Records to use below:
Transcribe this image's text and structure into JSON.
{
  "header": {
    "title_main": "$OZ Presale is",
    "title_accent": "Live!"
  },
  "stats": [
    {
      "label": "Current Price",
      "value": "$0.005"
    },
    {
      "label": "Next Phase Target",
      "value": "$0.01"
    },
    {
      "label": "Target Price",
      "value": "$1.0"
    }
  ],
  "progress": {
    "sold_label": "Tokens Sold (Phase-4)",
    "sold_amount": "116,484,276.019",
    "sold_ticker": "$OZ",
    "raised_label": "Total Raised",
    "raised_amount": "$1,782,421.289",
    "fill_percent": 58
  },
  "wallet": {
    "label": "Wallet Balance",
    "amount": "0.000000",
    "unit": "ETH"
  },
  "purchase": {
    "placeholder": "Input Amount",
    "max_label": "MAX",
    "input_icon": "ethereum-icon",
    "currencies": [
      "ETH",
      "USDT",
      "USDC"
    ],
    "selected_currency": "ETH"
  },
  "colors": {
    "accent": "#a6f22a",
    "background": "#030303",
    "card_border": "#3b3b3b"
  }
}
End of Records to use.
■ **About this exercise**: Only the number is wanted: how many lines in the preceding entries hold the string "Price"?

■ **Exercise solution**: 2